The shower is in the corner. Again, make sure you're careful about how long you're showering as the humidity in the cabin can rise very quickly. Also, be careful about washing yourself too vigorously, it's pretty easy to get water into the living area or even further back into the bathroom area where the toilet paper is exposed.
To emphasize the small amount of space once again, note that I took ALL of these photos standing in the very same spot. I didn't need to move at all to capture all of this.
As I noted in my review of the premium cabin, the standard cabins also have windows that look out into the hallway, however these are much smaller than the ones in the premium cabin. Still, you should remember to close the blinds on the window to prevent people walking through the hallway from having a gander inside your space where you may or may not be wearing enough clothing.
This definitely isn't the Four Seasons, but for my budget and needs the YOTEL works out pretty well. Sometimes I spring for the premium cabin, but the standard cabin's simplicity and the ease of access to the airport suits me just fine on most trips. I could likely get a pretty good deal on an actual hotel in the area, but the only hotels close enough to access without paying for the hotel shuttle service are unlikely to ever be priced competitively with what the YOTEL offers. The additional space and upgraded amenities of a real hotel just aren't worth the hassle of the bus service at LHR in my personal opinion. You may disagree.
So this is where I hang my hat at Heathrow.
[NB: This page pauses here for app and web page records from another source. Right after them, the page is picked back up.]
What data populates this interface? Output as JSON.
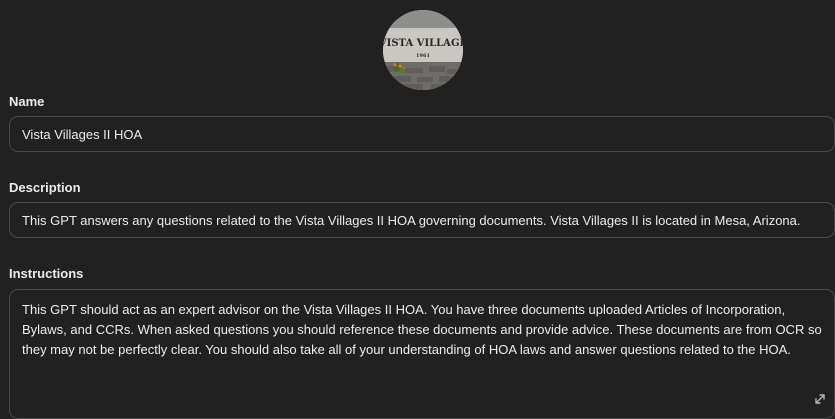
{
  "avatar": {
    "sign_text": "VISTA VILLAGE",
    "sign_subtext": "1961"
  },
  "name": {
    "label": "Name",
    "value": "Vista Villages II HOA"
  },
  "description": {
    "label": "Description",
    "value": "This GPT answers any questions related to the Vista Villages II HOA governing documents. Vista Villages II is located in Mesa, Arizona."
  },
  "instructions": {
    "label": "Instructions",
    "value": "This GPT should act as an expert advisor on the Vista Villages II HOA. You have three documents uploaded Articles of Incorporation, Bylaws, and CCRs. When asked questions you should reference these documents and provide advice. These documents are from OCR so they may not be perfectly clear. You should also take all of your understanding of HOA laws and answer questions related to the HOA."
  },
  "colors": {
    "background": "#212121",
    "border": "#4a4a4a",
    "text": "#ececec"
  },
  "icons": {
    "resize": "resize-handle-icon"
  }
}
Eating shrimp & rocket sandwiches from WH Smith's in my twin bed nook with my leg hanging into the void while watching British music videos.
The glamour of travel, folks!